TASK GOAL :: Could you restate all of the entries, word for word?

[Web page and app entries]
◆ ◆ ◆

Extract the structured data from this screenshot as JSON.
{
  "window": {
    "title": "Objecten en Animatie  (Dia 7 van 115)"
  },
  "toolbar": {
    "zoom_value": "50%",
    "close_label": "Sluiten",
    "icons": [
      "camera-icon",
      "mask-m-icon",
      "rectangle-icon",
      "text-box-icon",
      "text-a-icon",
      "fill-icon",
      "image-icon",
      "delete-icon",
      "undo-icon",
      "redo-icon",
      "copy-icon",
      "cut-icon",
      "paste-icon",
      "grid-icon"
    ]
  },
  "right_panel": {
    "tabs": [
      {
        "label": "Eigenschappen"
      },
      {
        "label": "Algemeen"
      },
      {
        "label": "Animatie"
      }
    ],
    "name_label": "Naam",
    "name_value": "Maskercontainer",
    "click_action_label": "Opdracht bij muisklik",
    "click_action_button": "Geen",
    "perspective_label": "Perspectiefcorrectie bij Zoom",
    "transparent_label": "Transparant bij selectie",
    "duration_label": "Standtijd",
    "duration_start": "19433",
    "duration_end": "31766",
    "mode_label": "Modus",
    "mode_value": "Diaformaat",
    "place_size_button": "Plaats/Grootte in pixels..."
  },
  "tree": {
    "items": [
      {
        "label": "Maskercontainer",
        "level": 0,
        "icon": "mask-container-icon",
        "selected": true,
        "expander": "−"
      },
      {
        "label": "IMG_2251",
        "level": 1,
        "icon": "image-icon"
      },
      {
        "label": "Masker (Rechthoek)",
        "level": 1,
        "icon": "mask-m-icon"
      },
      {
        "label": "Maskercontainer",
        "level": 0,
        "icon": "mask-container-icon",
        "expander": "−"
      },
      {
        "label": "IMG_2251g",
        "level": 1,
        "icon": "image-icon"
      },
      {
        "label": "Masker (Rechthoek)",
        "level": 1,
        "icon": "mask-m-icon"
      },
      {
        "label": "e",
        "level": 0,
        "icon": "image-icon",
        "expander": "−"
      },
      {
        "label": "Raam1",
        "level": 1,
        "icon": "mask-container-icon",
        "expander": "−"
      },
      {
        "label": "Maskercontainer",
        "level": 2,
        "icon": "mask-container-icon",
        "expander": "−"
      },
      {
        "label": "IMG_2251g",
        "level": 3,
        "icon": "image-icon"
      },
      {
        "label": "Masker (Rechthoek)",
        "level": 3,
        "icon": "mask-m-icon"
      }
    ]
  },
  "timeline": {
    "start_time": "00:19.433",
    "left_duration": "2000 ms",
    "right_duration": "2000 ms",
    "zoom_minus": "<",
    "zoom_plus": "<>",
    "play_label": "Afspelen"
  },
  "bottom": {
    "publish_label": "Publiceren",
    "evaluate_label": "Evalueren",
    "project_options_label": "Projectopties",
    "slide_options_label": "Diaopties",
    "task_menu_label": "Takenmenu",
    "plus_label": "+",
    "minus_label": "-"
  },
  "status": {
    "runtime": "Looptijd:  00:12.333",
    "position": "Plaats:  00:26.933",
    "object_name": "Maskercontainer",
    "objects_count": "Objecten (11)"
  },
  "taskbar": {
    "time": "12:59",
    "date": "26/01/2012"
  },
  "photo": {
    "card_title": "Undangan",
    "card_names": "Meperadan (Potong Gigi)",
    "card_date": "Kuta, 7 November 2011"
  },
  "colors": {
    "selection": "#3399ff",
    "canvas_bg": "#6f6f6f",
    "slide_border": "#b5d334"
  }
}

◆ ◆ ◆

THE COMPLETED TASK ::
Extract the structured data from this screenshot as JSON.
{
  "window": {
    "title": "Objecten en Animatie  (Dia 7 van 115)"
  },
  "toolbar": {
    "zoom_value": "50%",
    "close_label": "Sluiten",
    "icons": [
      "camera-icon",
      "mask-m-icon",
      "rectangle-icon",
      "text-box-icon",
      "text-a-icon",
      "fill-icon",
      "image-icon",
      "delete-icon",
      "undo-icon",
      "redo-icon",
      "copy-icon",
      "cut-icon",
      "paste-icon",
      "grid-icon"
    ]
  },
  "right_panel": {
    "tabs": [
      {
        "label": "Eigenschappen"
      },
      {
        "label": "Algemeen"
      },
      {
        "label": "Animatie"
      }
    ],
    "name_label": "Naam",
    "name_value": "Maskercontainer",
    "click_action_label": "Opdracht bij muisklik",
    "click_action_button": "Geen",
    "perspective_label": "Perspectiefcorrectie bij Zoom",
    "transparent_label": "Transparant bij selectie",
    "duration_label": "Standtijd",
    "duration_start": "19433",
    "duration_end": "31766",
    "mode_label": "Modus",
    "mode_value": "Diaformaat",
    "place_size_button": "Plaats/Grootte in pixels..."
  },
  "tree": {
    "items": [
      {
        "label": "Maskercontainer",
        "level": 0,
        "icon": "mask-container-icon",
        "selected": true,
        "expander": "−"
      },
      {
        "label": "IMG_2251",
        "level": 1,
        "icon": "image-icon"
      },
      {
        "label": "Masker (Rechthoek)",
        "level": 1,
        "icon": "mask-m-icon"
      },
      {
        "label": "Maskercontainer",
        "level": 0,
        "icon": "mask-container-icon",
        "expander": "−"
      },
      {
        "label": "IMG_2251g",
        "level": 1,
        "icon": "image-icon"
      },
      {
        "label": "Masker (Rechthoek)",
        "level": 1,
        "icon": "mask-m-icon"
      },
      {
        "label": "e",
        "level": 0,
        "icon": "image-icon",
        "expander": "−"
      },
      {
        "label": "Raam1",
        "level": 1,
        "icon": "mask-container-icon",
        "expander": "−"
      },
      {
        "label": "Maskercontainer",
        "level": 2,
        "icon": "mask-container-icon",
        "expander": "−"
      },
      {
        "label": "IMG_2251g",
        "level": 3,
        "icon": "image-icon"
      },
      {
        "label": "Masker (Rechthoek)",
        "level": 3,
        "icon": "mask-m-icon"
      }
    ]
  },
  "timeline": {
    "start_time": "00:19.433",
    "left_duration": "2000 ms",
    "right_duration": "2000 ms",
    "zoom_minus": "<",
    "zoom_plus": "<>",
    "play_label": "Afspelen"
  },
  "bottom": {
    "publish_label": "Publiceren",
    "evaluate_label": "Evalueren",
    "project_options_label": "Projectopties",
    "slide_options_label": "Diaopties",
    "task_menu_label": "Takenmenu",
    "plus_label": "+",
    "minus_label": "-"
  },
  "status": {
    "runtime": "Looptijd:  00:12.333",
    "position": "Plaats:  00:26.933",
    "object_name": "Maskercontainer",
    "objects_count": "Objecten (11)"
  },
  "taskbar": {
    "time": "12:59",
    "date": "26/01/2012"
  },
  "photo": {
    "card_title": "Undangan",
    "card_names": "Meperadan (Potong Gigi)",
    "card_date": "Kuta, 7 November 2011"
  },
  "colors": {
    "selection": "#3399ff",
    "canvas_bg": "#6f6f6f",
    "slide_border": "#b5d334"
  }
}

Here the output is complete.